> _TASK REQUIREMENTS_
Please copy each line of the data that includes the string "JSON".

***** RECORDS SHOWN *****

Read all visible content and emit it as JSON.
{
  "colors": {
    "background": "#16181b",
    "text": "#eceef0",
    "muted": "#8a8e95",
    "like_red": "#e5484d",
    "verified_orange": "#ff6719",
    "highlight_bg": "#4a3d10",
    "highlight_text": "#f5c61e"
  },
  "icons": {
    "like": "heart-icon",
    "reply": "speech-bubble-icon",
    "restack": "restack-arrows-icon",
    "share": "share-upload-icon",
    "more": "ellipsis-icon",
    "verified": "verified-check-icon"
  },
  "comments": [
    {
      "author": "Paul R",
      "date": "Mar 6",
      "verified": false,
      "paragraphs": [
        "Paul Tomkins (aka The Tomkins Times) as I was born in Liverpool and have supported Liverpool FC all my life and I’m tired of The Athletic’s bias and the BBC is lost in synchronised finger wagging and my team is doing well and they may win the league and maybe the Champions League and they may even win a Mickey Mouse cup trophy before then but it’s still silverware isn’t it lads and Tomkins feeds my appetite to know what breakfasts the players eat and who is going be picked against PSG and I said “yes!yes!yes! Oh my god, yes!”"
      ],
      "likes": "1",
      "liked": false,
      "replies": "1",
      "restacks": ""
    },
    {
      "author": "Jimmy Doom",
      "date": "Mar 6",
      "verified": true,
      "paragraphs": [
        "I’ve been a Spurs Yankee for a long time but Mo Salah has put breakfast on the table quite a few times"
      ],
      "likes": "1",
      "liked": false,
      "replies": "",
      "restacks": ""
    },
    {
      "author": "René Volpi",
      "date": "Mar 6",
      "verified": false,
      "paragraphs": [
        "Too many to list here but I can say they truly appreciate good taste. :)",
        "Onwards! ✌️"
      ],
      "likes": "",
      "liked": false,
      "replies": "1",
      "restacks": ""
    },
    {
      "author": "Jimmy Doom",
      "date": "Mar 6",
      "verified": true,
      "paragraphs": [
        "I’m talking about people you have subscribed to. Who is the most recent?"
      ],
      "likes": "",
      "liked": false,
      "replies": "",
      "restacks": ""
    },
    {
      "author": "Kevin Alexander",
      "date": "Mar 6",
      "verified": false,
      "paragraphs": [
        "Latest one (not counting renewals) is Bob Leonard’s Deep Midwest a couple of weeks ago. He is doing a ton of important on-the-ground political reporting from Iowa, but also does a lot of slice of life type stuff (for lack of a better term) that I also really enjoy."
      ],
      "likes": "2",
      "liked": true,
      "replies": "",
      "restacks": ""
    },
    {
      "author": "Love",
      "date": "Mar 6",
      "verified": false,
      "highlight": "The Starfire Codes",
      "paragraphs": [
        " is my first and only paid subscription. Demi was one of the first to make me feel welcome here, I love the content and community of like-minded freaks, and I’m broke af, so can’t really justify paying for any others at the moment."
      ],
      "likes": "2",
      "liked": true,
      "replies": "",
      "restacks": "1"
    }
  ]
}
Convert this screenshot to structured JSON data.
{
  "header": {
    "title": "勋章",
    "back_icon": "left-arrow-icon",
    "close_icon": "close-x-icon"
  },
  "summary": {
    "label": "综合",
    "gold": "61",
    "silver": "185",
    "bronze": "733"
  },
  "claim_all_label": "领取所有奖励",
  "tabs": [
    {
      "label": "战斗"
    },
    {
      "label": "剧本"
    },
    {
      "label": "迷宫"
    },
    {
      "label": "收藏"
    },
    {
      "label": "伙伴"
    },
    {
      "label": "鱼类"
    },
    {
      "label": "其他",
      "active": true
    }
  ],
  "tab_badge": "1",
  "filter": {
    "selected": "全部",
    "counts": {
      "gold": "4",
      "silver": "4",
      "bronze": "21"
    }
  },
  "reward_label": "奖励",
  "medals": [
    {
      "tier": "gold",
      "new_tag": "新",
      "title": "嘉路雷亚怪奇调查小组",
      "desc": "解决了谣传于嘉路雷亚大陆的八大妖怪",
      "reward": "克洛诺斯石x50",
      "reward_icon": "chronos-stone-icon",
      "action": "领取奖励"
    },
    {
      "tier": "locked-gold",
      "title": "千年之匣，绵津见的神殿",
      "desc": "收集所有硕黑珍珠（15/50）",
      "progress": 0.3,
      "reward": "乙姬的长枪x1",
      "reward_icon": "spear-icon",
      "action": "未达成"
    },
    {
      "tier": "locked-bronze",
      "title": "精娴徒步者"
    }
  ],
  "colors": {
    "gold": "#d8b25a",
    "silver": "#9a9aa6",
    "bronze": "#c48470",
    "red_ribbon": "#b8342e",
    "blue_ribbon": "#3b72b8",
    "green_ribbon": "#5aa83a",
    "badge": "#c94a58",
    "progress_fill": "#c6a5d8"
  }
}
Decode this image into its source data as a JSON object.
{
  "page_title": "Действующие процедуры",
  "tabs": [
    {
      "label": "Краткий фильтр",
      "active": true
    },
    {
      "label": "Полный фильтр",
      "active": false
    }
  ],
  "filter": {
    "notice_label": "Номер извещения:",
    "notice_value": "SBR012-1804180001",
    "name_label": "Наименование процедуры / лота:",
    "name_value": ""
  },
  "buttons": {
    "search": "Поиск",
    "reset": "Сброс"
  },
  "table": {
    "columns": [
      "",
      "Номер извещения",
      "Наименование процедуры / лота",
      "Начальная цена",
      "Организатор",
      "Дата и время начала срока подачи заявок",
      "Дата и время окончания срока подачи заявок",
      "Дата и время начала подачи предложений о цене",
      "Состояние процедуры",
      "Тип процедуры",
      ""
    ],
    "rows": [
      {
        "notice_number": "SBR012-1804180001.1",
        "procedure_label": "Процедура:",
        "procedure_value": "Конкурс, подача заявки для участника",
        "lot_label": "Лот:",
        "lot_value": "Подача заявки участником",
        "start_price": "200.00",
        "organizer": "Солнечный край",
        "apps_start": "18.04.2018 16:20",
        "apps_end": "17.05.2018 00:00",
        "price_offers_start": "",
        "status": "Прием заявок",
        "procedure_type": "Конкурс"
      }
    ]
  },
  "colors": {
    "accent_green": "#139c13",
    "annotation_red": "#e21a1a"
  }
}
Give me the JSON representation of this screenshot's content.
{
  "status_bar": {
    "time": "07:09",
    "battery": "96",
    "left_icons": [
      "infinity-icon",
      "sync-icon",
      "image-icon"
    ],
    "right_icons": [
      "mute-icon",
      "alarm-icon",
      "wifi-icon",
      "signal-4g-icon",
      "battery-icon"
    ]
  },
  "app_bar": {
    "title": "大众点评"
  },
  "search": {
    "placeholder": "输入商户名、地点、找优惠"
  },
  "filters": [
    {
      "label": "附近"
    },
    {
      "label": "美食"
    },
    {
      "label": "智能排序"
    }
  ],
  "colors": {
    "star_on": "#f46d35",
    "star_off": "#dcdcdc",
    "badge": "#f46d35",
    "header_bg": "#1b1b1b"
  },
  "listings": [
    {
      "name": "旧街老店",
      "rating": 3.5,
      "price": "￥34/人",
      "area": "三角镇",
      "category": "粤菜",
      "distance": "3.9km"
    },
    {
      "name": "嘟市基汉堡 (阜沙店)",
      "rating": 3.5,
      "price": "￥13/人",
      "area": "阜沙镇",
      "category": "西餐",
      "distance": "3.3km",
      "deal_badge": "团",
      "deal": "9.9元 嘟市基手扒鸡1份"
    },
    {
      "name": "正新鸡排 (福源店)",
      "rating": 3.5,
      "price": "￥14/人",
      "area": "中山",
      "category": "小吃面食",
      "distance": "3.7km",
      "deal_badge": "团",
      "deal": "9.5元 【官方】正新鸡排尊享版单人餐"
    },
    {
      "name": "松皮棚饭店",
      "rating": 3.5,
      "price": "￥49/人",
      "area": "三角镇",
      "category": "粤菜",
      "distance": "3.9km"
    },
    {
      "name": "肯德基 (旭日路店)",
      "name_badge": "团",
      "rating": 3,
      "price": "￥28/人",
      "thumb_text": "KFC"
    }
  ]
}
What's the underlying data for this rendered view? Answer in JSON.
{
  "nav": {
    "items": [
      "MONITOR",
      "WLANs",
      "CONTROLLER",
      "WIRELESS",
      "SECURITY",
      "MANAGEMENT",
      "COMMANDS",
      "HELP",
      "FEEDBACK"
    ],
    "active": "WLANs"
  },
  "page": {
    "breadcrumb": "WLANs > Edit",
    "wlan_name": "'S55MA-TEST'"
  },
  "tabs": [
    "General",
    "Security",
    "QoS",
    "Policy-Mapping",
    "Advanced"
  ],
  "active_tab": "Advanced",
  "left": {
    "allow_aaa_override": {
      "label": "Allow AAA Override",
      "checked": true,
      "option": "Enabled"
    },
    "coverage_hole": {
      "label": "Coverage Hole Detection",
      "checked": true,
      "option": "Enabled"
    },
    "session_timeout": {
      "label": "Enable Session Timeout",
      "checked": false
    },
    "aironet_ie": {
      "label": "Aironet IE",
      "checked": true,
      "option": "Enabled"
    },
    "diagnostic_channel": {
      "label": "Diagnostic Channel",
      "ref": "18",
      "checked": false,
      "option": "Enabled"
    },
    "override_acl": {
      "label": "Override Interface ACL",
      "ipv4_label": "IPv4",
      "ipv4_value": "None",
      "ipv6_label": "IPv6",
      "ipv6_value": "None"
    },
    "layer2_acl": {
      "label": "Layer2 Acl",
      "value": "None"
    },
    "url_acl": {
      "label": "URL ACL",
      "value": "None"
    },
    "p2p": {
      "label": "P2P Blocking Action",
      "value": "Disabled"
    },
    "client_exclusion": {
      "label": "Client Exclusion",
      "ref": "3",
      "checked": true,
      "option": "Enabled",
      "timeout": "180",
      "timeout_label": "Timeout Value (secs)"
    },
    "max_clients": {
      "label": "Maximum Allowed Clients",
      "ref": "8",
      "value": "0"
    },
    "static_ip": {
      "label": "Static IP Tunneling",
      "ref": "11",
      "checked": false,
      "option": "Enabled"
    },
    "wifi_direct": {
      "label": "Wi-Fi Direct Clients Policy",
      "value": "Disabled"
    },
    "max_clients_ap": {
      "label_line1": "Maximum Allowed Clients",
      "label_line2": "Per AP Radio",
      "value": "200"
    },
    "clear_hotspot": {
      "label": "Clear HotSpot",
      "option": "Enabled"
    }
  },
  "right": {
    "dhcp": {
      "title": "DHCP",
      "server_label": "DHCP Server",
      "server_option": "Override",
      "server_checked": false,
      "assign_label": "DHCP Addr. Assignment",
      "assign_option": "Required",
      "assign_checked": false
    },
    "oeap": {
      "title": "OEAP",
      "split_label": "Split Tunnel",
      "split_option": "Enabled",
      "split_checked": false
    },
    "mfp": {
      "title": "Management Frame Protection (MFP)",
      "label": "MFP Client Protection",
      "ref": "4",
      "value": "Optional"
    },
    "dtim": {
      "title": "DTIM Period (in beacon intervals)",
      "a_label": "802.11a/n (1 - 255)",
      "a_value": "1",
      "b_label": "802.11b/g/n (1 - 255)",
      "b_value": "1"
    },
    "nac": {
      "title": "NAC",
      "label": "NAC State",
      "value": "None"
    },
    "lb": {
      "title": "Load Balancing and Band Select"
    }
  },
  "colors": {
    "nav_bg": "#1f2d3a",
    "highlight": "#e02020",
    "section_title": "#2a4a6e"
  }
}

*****

> _EXERCISE RESPONSE_
Read all visible content and emit it as JSON.
Convert this screenshot to structured JSON data.
Decode this image into its source data as a JSON object.
Give me the JSON representation of this screenshot's content.
What's the underlying data for this rendered view? Answer in JSON.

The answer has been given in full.